Likewise, for workers — especially those working in-person — until COVID-19 is well-contained, access to paid sick leave for quarantining or recovery can be a matter of life and death, sickness and health. The FFCRA is estimated to have prevented more than 400 cases of COVID-19 per state and per day in states that did not have their own paid leave laws. (On a national level, the estimated number of prevented cases rose to more than 15,000 cases per day.) The case for paid sick leave is not just about public health; it is part of a larger conversation about racial inequity and the labor market.
It is no secret that the persons most susceptible to COVID-19 transmissions in the workplace often occupy “frontline” positions in both essential and non-essential sectors and are disproportionately Black people, Latinx people, Indigenous people, Asian people, and immigrants. Not only are workers in these jobs risking their health with little guarantee of paid sick leave, they are also more likely to receive low wages from their employers. A decision to take time off to recover from the virus could easily result in a potentially catastrophic or destabilizing loss of income or potential job loss. Knowing this, it is not surprising that some workers continue working while sick - an example of how policy failure endangers us all.
This reality ultimately affects everyone right now. Even prior to COVID, a substantial body of research demonstrated the relationship between paid sick leave, preventive health, containing the spread of contagion, reduced use of expensive emergency room health services, workplace productivity and more.
The American Rescue Plan Came at the Right Moment
Although the promise of wide-spread vaccination brings hope of an economic recovery and a return to stability for workers and caregivers, the reality is that the United States is still far from that point. At this very moment, millions of workers, children, and families are trying their best to survive a public health crisis, racialized violence, and an economic downturn. They are up against hunger, housing insecurity, health risks, systemic racism and caregiving challenges. Many do not know where or when their families will receive a paycheck — the uncertainty and fear are palpable.
Despite its exclusion of key paid family and sick leave provisions, the ARP remains a big freaking deal because its provision of essential aid ensures that workers and caregivers, many of whom are at the end of their rope, can receive crucial financial support. For many women of color, particularly those in low-paying jobs, the ARP is more than a lifeline. It is proof — proof that public policy, which has failed Black, Latina, Indigenous, and Asian women time and time again, can be more equitable in its design and supportive of those who need it the most.
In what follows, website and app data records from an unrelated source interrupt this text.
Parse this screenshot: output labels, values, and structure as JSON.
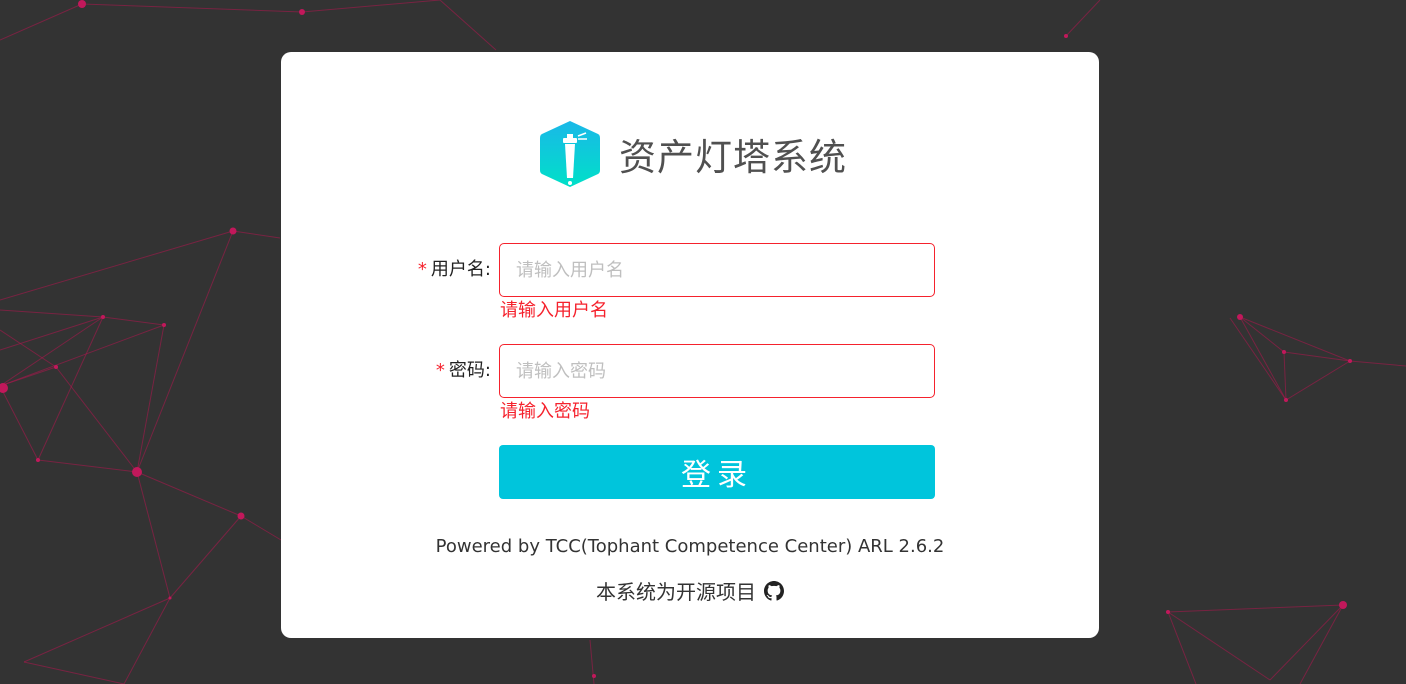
{
  "app": {
    "title": "资产灯塔系统"
  },
  "form": {
    "username": {
      "label": "用户名",
      "required_mark": "*",
      "separator": ":",
      "placeholder": "请输入用户名",
      "value": "",
      "error": "请输入用户名"
    },
    "password": {
      "label": "密码",
      "required_mark": "*",
      "separator": ":",
      "placeholder": "请输入密码",
      "value": "",
      "error": "请输入密码"
    },
    "submit_label": "登录"
  },
  "footer": {
    "powered_by": "Powered by TCC(Tophant Competence Center) ARL 2.6.2",
    "open_source": "本系统为开源项目",
    "github_icon": "github-icon"
  },
  "colors": {
    "page_background": "#333333",
    "network_lines": "#c2185b",
    "card_background": "#ffffff",
    "primary_button": "#00c5dc",
    "error": "#f5222d",
    "logo_gradient_top": "#1ab8e8",
    "logo_gradient_bottom": "#00e0c8"
  }
}
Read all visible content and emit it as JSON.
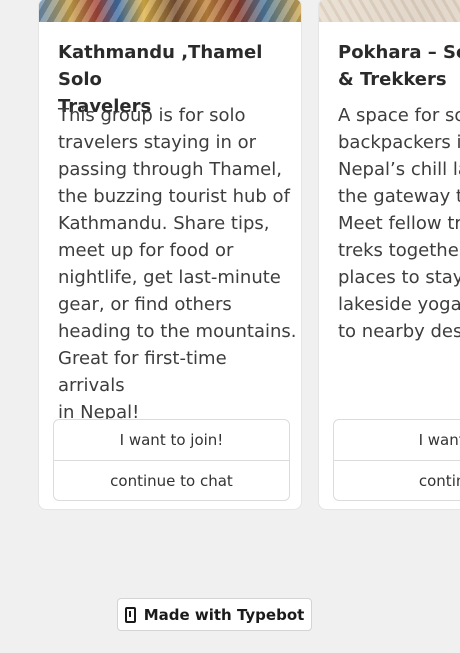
{
  "cards": [
    {
      "title": "Kathmandu ,Thamel Solo\nTravelers",
      "description": "This group is for solo\ntravelers staying in or\npassing through Thamel,\nthe buzzing tourist hub of\nKathmandu. Share tips,\nmeet up for food or\nnightlife, get last-minute\ngear, or find others\nheading to the mountains.\nGreat for first-time arrivals\nin Nepal!",
      "join_label": "I want to join!",
      "chat_label": "continue to chat"
    },
    {
      "title": "Pokhara – Solo\n& Trekkers",
      "description": "A space for sol\nbackpackers in\nNepal’s chill lak\nthe gateway to\nMeet fellow tra\ntreks together,\nplaces to stay o\nlakeside yoga,\nto nearby desti",
      "join_label": "I want to",
      "chat_label": "continue"
    }
  ],
  "footer": {
    "badge_label": "Made with Typebot",
    "badge_icon": "typebot-logo-icon"
  }
}
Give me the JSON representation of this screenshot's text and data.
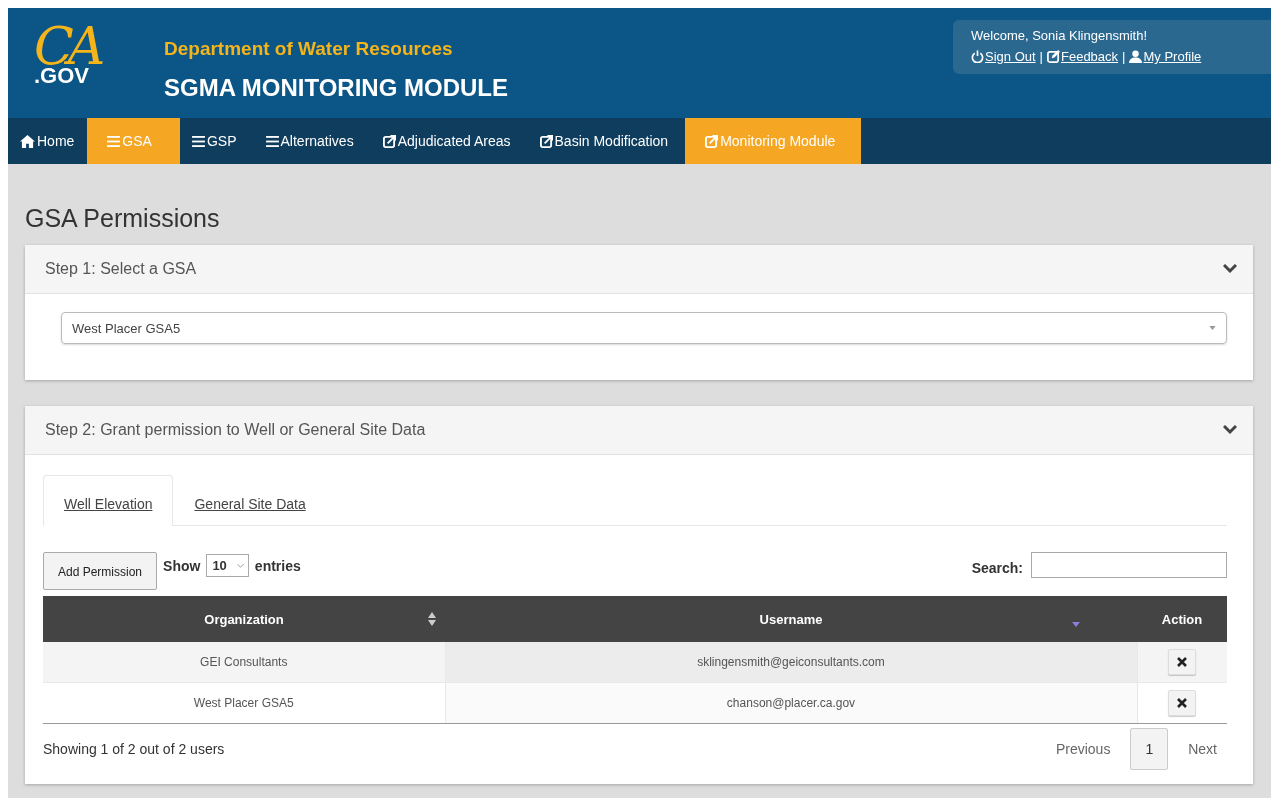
{
  "header": {
    "logo_top": "CA",
    "logo_bottom": ".GOV",
    "department": "Department of Water Resources",
    "module": "SGMA MONITORING MODULE",
    "welcome": "Welcome, Sonia Klingensmith!",
    "links": [
      {
        "kind": "power",
        "label": "Sign Out"
      },
      {
        "kind": "edit",
        "label": "Feedback"
      },
      {
        "kind": "user",
        "label": "My Profile"
      }
    ],
    "separator": "|"
  },
  "nav": [
    {
      "kind": "home",
      "label": "Home",
      "selected": false
    },
    {
      "kind": "menu",
      "label": "GSA",
      "selected": true
    },
    {
      "kind": "menu",
      "label": "GSP",
      "selected": false
    },
    {
      "kind": "menu",
      "label": "Alternatives",
      "selected": false
    },
    {
      "kind": "external",
      "label": "Adjudicated Areas",
      "selected": false
    },
    {
      "kind": "external",
      "label": "Basin Modification",
      "selected": false
    },
    {
      "kind": "external",
      "label": "Monitoring Module",
      "selected": true
    }
  ],
  "page_title": "GSA Permissions",
  "step1": {
    "title": "Step 1: Select a GSA",
    "expanded": true,
    "select_value": "West Placer GSA5"
  },
  "step2": {
    "title": "Step 2: Grant permission to Well or General Site Data",
    "expanded": true,
    "tabs": [
      {
        "label": "Well Elevation",
        "selected": true
      },
      {
        "label": "General Site Data",
        "selected": false
      }
    ],
    "add_button": "Add Permission",
    "show_label": "Show",
    "page_size": "10",
    "entries_label": "entries",
    "search_label": "Search:",
    "table": {
      "columns": [
        {
          "label": "Organization",
          "kind": "sortable"
        },
        {
          "label": "Username",
          "kind": "sorted"
        },
        {
          "label": "Action",
          "kind": "plain"
        }
      ],
      "rows": [
        {
          "organization": "GEI Consultants",
          "username": "sklingensmith@geiconsultants.com"
        },
        {
          "organization": "West Placer GSA5",
          "username": "chanson@placer.ca.gov"
        }
      ]
    },
    "info": "Showing 1 of 2 out of 2 users",
    "pagination": {
      "previous": "Previous",
      "pages": [
        {
          "label": "1",
          "selected": true
        }
      ],
      "next": "Next"
    }
  }
}
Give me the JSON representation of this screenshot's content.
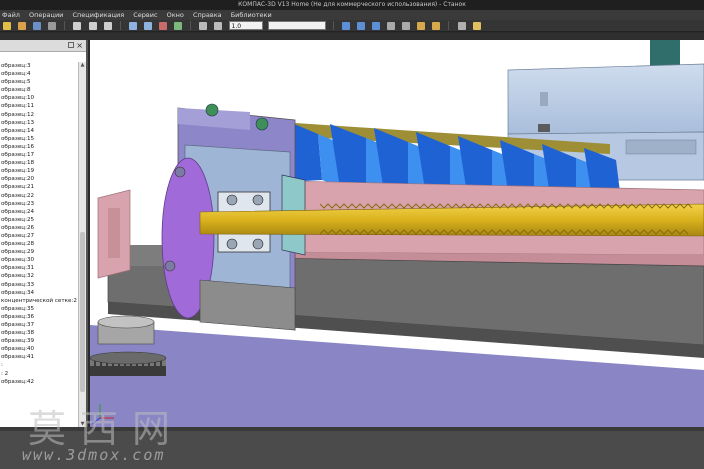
{
  "window": {
    "title": "КОМПАС-3D V13 Home (Не для коммерческого использования) - Станок"
  },
  "menu": {
    "items": [
      "Файл",
      "Операции",
      "Спецификация",
      "Сервис",
      "Окно",
      "Справка",
      "Библиотеки"
    ]
  },
  "toolbar": {
    "scale_value": "1.0"
  },
  "tree": {
    "items": [
      "образец:3",
      "образец:4",
      "образец:5",
      "образец:8",
      "образец:10",
      "образец:11",
      "образец:12",
      "образец:13",
      "образец:14",
      "образец:15",
      "образец:16",
      "образец:17",
      "образец:18",
      "образец:19",
      "образец:20",
      "образец:21",
      "образец:22",
      "образец:23",
      "образец:24",
      "образец:25",
      "образец:26",
      "образец:27",
      "образец:28",
      "образец:29",
      "образец:30",
      "образец:31",
      "образец:32",
      "образец:33",
      "образец:34",
      "концентрической сетке:2",
      "образец:35",
      "образец:36",
      "образец:37",
      "образец:38",
      "образец:39",
      "образец:40",
      "образец:41",
      ":",
      ": 2",
      "образец:42"
    ]
  },
  "watermark": {
    "cn": "莫西网",
    "url": "www.3dmox.com"
  },
  "colors": {
    "bellows_blue": "#2f7fe8",
    "screw_yellow": "#d9b21d",
    "rail_pink": "#d9a3ad",
    "frame_purple": "#8d86c9",
    "base_grey": "#6e6e6e",
    "table_light_blue": "#b8cde6"
  }
}
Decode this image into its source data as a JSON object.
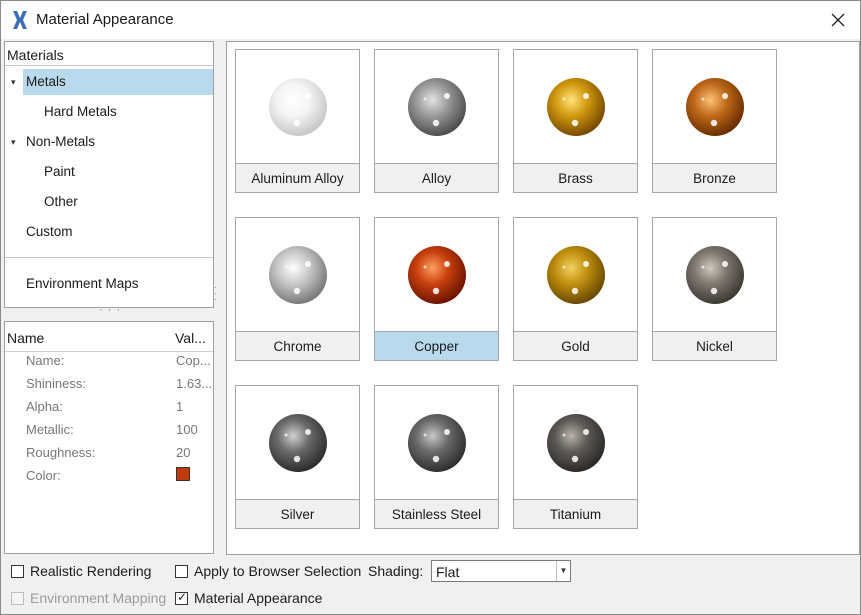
{
  "window": {
    "title": "Material Appearance",
    "app_icon": "hyperworks-logo-icon",
    "close_icon": "close-icon"
  },
  "tree": {
    "header": "Materials",
    "items": [
      {
        "label": "Metals",
        "expanded": true,
        "selected": true
      },
      {
        "label": "Hard Metals"
      },
      {
        "label": "Non-Metals",
        "expanded": true
      },
      {
        "label": "Paint"
      },
      {
        "label": "Other"
      },
      {
        "label": "Custom"
      }
    ],
    "environment": "Environment Maps"
  },
  "properties": {
    "col_name": "Name",
    "col_value": "Val...",
    "rows": [
      {
        "name": "Name:",
        "value": "Cop..."
      },
      {
        "name": "Shininess:",
        "value": "1.63..."
      },
      {
        "name": "Alpha:",
        "value": "1"
      },
      {
        "name": "Metallic:",
        "value": "100"
      },
      {
        "name": "Roughness:",
        "value": "20"
      },
      {
        "name": "Color:",
        "swatch": "#c23b10"
      }
    ]
  },
  "materials": [
    {
      "label": "Aluminum Alloy",
      "base": "#f4f4f4",
      "dark": "#c8c8c8",
      "light": "#ffffff"
    },
    {
      "label": "Alloy",
      "base": "#9a9a9a",
      "dark": "#4e4e4e",
      "light": "#e4e4e4"
    },
    {
      "label": "Brass",
      "base": "#d19a10",
      "dark": "#7a4a00",
      "light": "#ffe27a"
    },
    {
      "label": "Bronze",
      "base": "#c06a1a",
      "dark": "#6a2e00",
      "light": "#ffc27a"
    },
    {
      "label": "Chrome",
      "base": "#c8c8c8",
      "dark": "#7a7a7a",
      "light": "#ffffff"
    },
    {
      "label": "Copper",
      "base": "#c9400e",
      "dark": "#6e1500",
      "light": "#ffa060",
      "selected": true
    },
    {
      "label": "Gold",
      "base": "#c29010",
      "dark": "#6a4a00",
      "light": "#f2d060"
    },
    {
      "label": "Nickel",
      "base": "#7e7870",
      "dark": "#3e3a34",
      "light": "#cfc9c0"
    },
    {
      "label": "Silver",
      "base": "#6a6a6a",
      "dark": "#2e2e2e",
      "light": "#d0d0d0"
    },
    {
      "label": "Stainless Steel",
      "base": "#6a6a6a",
      "dark": "#303030",
      "light": "#c8c8c8"
    },
    {
      "label": "Titanium",
      "base": "#5e5a56",
      "dark": "#2c2a28",
      "light": "#b8b2aa"
    }
  ],
  "bottom": {
    "realistic": {
      "label": "Realistic Rendering",
      "checked": false
    },
    "env_mapping": {
      "label": "Environment Mapping",
      "checked": false,
      "disabled": true
    },
    "apply_browser": {
      "label": "Apply to Browser Selection",
      "checked": false
    },
    "material_appearance": {
      "label": "Material Appearance",
      "checked": true
    },
    "shading_label": "Shading:",
    "shading_value": "Flat"
  }
}
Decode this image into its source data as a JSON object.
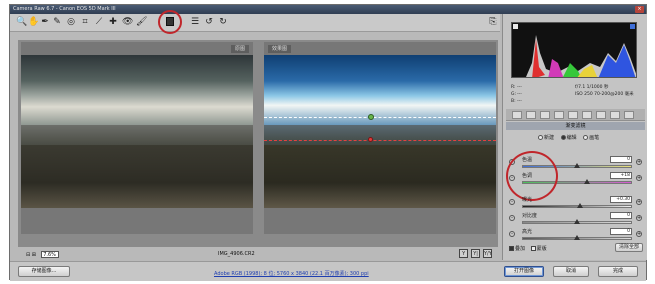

- Individuals making less than $75,000 or less are eligible for the full $1400 payments. Heads of households making up to $150,000 or less and married couples making up to $150,000 will receive the full payment. Payments begin to decline when income is above the aforementioned thresholds. For every child, adult, and adult dependent, a household will receive $1400.